“Firms tend to make assumptions that their relationships with clients in the U.S. can be leveraged in Asia, but, in reality, that’s not always the case,” says one Hong Kong partner with a Wall Street firm. “Institutional relationships are much less entrenched here.”

He says financial institutions and private equity funds tend to be very practical about hiring law firms in Asia, taking into account factors like the size of the firm’s office as well as price. The relationships that matter are between the local partners and the local in-house team. “Even if New York partners come down to your Hong Kong office, they are not the ones with the relationships with the local in-house here,” he says.

Fried Frank has gotten major assignments from Goldman—in May it advised the bank as financial adviser to the special board committee of U.S.–listed Chinese telecommunications software company AsiaInfo-Linkage Inc. on an $890 million take-private transaction. But so have Sullivan & Cromwell, a firm arguably even better known for its relationship with Goldman in New York; Simpson Thacher & Bartlett; Freshfields Bruckhaus Deringer; and a number of other firms.

“I don’t think they realized how steep the competition was out here [in Hong Kong],” says one former partner.

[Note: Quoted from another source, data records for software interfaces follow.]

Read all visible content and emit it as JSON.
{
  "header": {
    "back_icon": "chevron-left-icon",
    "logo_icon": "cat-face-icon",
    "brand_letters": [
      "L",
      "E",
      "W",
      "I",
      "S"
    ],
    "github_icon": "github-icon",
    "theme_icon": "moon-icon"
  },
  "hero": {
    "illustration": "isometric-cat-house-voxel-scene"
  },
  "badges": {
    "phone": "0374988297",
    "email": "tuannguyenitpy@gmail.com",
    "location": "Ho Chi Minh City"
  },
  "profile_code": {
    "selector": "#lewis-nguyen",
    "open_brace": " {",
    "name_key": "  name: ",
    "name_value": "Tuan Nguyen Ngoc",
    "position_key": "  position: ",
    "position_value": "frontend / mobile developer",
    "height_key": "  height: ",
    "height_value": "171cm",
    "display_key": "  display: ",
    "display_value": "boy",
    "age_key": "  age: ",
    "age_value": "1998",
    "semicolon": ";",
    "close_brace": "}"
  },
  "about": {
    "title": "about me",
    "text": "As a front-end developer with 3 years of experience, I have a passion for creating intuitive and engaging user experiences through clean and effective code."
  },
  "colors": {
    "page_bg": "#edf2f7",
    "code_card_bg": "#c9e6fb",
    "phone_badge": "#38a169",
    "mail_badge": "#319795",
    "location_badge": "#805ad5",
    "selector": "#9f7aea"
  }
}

While other New York capital market firms responded to the competition by seeking out new clients among Chinese corporations rather than just handling work for international banks, one former partner says Fried Frank's management didn’t strongly encourage such client development. Notably, the partner recalls, chairperson Valerie Ford Jacob and other senior partners virtually never came to Asia to help sell the firm, much less work on matters. Jacob did not respond to requests for comment.

“Deals here are all about relationships and politics,” says an ex-partner. “At that time [2007], other firms were getting a lot of work because they naturally were more willing to sit down, have a meal, spend time with Chinese company heads and officials without one eye on the clock.”

The firm did send some New York lawyers to Hong Kong, including partner Joshua Wechsler, but five of the ex-partners say the relocatees’ lack of previous experience in Asia prevented them from expanding the practice. Wechsler did not respond to a request for comment.

According to three of the former Fried Frank partners, the broad mix of practice specialties among the Simmons laterals—a third were in capital markets, with others focusing on M&A, foreign investment, real estate, and construction—eventually led to internal conflicts in the office. Some of the Asia partners thought the office should focus on capital markets, while others argued for more resources into private equity and M&A. The result was inertia.

Ho departed Fried Frank in 2007, leaving the legal profession entirely to eventually become head of brand management company Luxba Group Ltd.* Hickman and Liang moved to Dechert in 2008. Hickman is now with Beijing firm Haiwen & Partners, while Liang is now China counsel for private equity shop PAG. Kwok left Fried Frank in 2009, working at Blank Rome and then Latham & Watkins before taking on his current role as head of legal for Macau casino operator Galaxy Entertainment Group. Mok left for Eversheds in 2009. Lee left to join Jones Day in 2010 and subsequently joined Cadwalader, Wickersham & Taft.

Edward Kim, who joined Fried Frank as a Hong Kong partner from Ashurst in 2006, left in 2009 and is now a foreign lawyer with Lee & Ko is Seoul. William Yoo, who came on board in 2007 from Paul Hastings, became a director at investment fund Bei Capital Partners in 2012.

Fried Frank has brought in some lawyers to replace some of the lawyers who left. In 2011 the firm brought on O’Melveny & Myers corporate partner Douglas Freeman—who now heads Fried Frank’s Hong Kong office—and Victor Chen, who focuses on private equity deals. Last year, capital markets partner Carolyn Sng also came on board from the former Herbert Smith. The trio in July advised a consortium of investors on the $64 million delisting of Hong Kong–based gemstone jeweler LJ International Inc. from the Nasdaq stock exchange.

*Correction, 8/13/2013: An earlier version of this article stated that Gilbert Ho left Fried Frank in 2010. He left in 2007. We regret the error.